Before text messages, the NDMA used to issue such early warnings through the 'National Disaster Alert Portal' and a mobile application called "Sachet".
The agency had conceived the "Common Alerting Protocol Based Integrated Alert System" to bring together the alert generating agencies, including the India Meteorological Department, Central Water Commission, Indian National Centre for Ocean Information Services and Forest Survey of India, alert disseminating agencies and state disaster management authorities on a common platform.
The Centre sanctioned the pan-India implementation of the first phase of the project in 2021 following a successful pilot project in Tamil Nadu.
"This is the largest early warning programme in the world called 'common alerting protocol'. People don't need to subscribe to WhatsApp, email or SMS groups. You will get the alert automatically," another NDMA official said.
The messages will be broadcast in two languages, including the local language, alerting people about the impending severe weather event. Going ahead, mobile phones will vibrate upon receiving such alerts, he said.
"If you're watching television, the TV screen will flash the warning message and there will be audio too. If you're listening to a song on the radio, it will be cut short and the alert will be aired. This will be done very shortly," the official said.
He said India will be the only country outside the global north to have a common alerting protocol.
According to IMD, India lost 2,770 people to extreme weather events in 2022. Of them, 1,580 died reportedly due to lightning and thunderstorms, while 1,050 died due to floods and heavy rains. The remaining deaths were due to heat waves, hailstorms and dust storms.
Natural disasters, heavy floods and cyclones, triggered around 2.5 million internal displacements in India in 2022, according to a report by the Geneva-based Internal Displacement Monitoring Centre.

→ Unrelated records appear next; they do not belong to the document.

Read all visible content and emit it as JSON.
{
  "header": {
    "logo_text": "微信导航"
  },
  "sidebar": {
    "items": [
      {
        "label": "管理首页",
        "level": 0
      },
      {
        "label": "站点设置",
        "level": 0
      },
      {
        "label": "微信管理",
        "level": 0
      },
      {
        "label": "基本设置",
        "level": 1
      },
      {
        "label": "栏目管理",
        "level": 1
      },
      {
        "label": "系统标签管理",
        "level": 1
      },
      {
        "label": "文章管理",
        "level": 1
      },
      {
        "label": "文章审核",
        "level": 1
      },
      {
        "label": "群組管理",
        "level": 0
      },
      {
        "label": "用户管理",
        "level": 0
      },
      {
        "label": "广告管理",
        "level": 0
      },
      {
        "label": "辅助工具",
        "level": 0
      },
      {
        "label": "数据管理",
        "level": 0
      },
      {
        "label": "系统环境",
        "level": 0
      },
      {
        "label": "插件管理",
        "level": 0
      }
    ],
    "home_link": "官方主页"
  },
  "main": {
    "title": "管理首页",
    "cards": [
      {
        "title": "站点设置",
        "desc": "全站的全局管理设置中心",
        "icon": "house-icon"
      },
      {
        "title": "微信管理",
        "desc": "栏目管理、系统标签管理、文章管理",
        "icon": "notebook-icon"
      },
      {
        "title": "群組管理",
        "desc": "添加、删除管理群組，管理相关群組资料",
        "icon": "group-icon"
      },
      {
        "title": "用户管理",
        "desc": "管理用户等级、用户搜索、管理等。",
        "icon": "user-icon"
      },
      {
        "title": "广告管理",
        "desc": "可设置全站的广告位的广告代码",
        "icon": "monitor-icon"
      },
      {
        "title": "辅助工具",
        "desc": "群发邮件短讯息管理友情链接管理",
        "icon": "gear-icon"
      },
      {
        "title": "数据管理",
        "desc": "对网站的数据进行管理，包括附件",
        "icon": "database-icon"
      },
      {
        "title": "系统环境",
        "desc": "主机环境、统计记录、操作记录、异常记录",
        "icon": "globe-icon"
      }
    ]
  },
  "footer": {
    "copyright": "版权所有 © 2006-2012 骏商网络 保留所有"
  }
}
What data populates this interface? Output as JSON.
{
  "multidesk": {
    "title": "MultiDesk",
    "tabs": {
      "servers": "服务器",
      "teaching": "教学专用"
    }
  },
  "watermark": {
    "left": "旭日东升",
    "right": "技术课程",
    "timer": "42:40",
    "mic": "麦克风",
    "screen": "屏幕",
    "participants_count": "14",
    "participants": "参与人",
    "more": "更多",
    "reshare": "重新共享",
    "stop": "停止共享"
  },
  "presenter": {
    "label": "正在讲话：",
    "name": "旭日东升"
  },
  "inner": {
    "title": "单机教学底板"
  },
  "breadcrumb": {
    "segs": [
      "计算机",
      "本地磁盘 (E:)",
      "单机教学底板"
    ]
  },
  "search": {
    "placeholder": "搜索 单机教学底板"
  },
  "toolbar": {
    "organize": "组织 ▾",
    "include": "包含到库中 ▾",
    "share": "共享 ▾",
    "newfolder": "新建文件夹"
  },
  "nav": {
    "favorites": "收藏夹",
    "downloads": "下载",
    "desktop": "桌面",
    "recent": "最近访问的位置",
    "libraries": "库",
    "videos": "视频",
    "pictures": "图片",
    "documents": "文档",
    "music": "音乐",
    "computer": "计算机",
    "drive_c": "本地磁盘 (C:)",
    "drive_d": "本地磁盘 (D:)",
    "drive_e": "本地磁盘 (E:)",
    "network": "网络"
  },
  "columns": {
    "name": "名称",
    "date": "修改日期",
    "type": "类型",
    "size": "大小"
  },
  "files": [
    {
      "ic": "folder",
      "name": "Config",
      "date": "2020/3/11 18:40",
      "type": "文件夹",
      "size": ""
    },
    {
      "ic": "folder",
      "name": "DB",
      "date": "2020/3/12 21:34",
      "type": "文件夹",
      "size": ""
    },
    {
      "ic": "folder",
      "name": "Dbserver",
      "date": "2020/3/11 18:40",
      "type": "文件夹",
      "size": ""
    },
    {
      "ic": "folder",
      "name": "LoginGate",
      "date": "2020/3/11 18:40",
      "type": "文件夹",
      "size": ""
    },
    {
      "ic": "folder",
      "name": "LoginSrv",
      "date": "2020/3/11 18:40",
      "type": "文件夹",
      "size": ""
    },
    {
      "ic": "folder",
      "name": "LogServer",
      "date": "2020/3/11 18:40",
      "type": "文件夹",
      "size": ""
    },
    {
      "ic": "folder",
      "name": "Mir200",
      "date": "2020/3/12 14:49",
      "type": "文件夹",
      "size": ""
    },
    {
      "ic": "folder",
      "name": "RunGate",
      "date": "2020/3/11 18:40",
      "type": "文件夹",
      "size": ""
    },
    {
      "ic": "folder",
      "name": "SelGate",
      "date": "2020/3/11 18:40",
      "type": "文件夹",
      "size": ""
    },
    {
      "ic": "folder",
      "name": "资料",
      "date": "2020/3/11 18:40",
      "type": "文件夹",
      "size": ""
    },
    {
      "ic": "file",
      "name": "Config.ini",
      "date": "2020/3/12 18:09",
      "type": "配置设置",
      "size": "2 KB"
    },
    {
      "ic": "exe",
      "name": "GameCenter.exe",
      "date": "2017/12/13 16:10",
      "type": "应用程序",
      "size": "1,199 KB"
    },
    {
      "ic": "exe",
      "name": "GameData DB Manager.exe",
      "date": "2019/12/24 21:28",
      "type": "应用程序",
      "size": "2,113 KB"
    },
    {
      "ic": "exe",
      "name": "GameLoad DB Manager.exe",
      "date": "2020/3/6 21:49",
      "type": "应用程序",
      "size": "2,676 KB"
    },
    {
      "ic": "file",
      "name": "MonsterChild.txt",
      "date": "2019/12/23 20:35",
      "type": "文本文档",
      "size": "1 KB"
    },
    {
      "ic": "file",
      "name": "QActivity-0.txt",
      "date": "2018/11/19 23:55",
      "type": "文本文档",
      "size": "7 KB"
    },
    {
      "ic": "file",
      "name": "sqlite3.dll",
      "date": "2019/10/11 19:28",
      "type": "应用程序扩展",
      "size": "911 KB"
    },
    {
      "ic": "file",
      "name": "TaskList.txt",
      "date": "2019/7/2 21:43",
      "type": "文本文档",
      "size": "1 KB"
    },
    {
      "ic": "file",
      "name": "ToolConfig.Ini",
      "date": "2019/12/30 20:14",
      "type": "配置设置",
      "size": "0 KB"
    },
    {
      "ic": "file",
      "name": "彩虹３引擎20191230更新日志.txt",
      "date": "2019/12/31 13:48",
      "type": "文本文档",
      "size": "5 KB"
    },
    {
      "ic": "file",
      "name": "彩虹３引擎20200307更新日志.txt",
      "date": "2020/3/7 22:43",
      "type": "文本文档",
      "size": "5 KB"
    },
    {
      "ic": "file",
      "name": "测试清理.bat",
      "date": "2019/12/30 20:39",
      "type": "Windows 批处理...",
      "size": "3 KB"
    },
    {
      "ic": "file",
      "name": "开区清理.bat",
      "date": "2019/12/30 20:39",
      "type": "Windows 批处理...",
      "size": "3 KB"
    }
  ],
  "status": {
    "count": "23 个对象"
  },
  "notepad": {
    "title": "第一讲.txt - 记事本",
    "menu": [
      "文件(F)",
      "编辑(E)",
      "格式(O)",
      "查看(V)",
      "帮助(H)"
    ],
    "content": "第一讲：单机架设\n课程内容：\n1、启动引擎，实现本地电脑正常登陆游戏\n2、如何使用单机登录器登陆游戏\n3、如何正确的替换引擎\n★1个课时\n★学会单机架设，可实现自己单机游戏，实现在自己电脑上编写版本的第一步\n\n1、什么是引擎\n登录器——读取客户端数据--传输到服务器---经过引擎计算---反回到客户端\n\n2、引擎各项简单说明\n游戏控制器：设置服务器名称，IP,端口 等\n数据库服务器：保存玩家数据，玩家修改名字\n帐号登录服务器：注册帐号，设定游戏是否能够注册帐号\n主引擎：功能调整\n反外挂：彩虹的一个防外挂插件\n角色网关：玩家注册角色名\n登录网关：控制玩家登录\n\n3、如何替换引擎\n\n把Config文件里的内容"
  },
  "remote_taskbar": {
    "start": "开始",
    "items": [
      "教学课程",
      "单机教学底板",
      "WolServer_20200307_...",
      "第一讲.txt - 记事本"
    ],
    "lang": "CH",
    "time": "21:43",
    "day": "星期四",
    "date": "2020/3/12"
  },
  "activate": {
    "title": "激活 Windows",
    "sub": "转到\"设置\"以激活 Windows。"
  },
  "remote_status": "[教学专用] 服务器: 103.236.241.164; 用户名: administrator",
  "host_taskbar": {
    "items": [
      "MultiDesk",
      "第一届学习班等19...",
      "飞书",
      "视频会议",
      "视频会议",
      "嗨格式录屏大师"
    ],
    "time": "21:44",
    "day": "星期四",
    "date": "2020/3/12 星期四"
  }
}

Extreme weather, climate and water-related events caused 573 disasters in India between 1970 and 2021 that claimed 1,38,377 lives, according to data from the World Meteorological Department.